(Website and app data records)
== Segment start ==
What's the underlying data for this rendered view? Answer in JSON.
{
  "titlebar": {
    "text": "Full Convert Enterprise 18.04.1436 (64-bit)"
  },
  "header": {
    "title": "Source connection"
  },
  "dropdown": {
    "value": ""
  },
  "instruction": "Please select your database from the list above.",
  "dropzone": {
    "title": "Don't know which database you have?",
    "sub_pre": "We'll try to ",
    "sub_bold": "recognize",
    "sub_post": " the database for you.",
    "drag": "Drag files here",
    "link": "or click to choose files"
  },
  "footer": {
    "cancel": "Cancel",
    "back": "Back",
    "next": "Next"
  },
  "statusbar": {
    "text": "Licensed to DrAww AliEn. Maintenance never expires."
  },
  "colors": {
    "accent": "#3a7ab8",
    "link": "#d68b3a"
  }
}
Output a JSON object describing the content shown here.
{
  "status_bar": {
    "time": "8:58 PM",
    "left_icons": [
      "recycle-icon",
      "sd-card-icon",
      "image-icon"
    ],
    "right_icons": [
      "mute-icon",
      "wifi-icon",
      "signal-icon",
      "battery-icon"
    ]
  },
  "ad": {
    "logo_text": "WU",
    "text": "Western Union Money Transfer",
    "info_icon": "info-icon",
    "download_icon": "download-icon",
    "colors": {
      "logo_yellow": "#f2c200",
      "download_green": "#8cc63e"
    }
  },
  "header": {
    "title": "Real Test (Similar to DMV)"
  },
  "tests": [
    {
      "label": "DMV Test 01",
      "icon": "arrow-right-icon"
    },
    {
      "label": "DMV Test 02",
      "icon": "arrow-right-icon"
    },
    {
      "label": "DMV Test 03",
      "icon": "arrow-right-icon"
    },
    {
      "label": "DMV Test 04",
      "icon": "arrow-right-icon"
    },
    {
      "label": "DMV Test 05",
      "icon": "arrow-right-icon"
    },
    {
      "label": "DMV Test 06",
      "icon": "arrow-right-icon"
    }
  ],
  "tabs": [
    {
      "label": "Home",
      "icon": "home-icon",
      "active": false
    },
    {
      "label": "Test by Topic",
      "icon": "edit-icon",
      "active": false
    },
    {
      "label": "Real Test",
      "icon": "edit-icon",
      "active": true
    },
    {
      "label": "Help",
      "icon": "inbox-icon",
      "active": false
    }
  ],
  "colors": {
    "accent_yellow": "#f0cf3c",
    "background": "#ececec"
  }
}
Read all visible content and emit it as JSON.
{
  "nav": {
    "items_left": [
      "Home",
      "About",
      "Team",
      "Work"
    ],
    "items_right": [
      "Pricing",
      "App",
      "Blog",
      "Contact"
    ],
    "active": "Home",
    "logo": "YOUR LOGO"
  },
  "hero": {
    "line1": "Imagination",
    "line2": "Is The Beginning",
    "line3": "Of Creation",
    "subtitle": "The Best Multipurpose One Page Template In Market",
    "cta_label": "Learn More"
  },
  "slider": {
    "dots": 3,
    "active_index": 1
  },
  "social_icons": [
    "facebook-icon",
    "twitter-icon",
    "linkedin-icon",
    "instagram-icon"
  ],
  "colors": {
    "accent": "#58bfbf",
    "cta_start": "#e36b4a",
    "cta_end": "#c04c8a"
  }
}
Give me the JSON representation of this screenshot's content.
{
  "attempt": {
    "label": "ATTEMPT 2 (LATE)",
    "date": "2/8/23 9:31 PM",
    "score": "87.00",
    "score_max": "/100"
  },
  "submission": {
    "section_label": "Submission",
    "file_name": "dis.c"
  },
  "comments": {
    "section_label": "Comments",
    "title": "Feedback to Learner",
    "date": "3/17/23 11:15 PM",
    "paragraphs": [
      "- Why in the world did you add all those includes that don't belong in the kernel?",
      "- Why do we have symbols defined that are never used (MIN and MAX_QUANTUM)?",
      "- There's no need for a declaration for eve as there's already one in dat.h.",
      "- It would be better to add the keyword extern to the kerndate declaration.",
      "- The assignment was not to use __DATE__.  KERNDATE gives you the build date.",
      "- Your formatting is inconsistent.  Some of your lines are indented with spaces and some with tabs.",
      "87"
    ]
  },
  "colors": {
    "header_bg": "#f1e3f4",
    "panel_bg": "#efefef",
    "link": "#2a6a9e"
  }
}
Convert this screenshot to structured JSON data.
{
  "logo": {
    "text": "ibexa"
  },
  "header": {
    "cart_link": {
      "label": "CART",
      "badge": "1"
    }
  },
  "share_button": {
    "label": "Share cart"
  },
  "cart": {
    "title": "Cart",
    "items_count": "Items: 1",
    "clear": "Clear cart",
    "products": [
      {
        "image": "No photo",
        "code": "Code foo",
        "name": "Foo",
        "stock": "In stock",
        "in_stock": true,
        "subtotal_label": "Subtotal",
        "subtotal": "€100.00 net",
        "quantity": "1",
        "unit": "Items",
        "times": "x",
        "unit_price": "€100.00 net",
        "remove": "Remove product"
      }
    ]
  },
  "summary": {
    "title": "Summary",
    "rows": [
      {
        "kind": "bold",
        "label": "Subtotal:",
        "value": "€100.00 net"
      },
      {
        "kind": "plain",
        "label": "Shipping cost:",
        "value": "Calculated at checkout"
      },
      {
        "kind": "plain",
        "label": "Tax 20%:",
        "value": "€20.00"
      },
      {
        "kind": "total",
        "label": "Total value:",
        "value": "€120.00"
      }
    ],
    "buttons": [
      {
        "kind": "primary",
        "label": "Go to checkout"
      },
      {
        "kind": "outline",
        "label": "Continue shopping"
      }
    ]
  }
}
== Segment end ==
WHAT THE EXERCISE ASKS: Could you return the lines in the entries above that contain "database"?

COMPLETED TASK:
  "instruction": "Please select your database from the list above.",
    "title": "Don't know which database you have?",
    "sub_post": " the database for you.",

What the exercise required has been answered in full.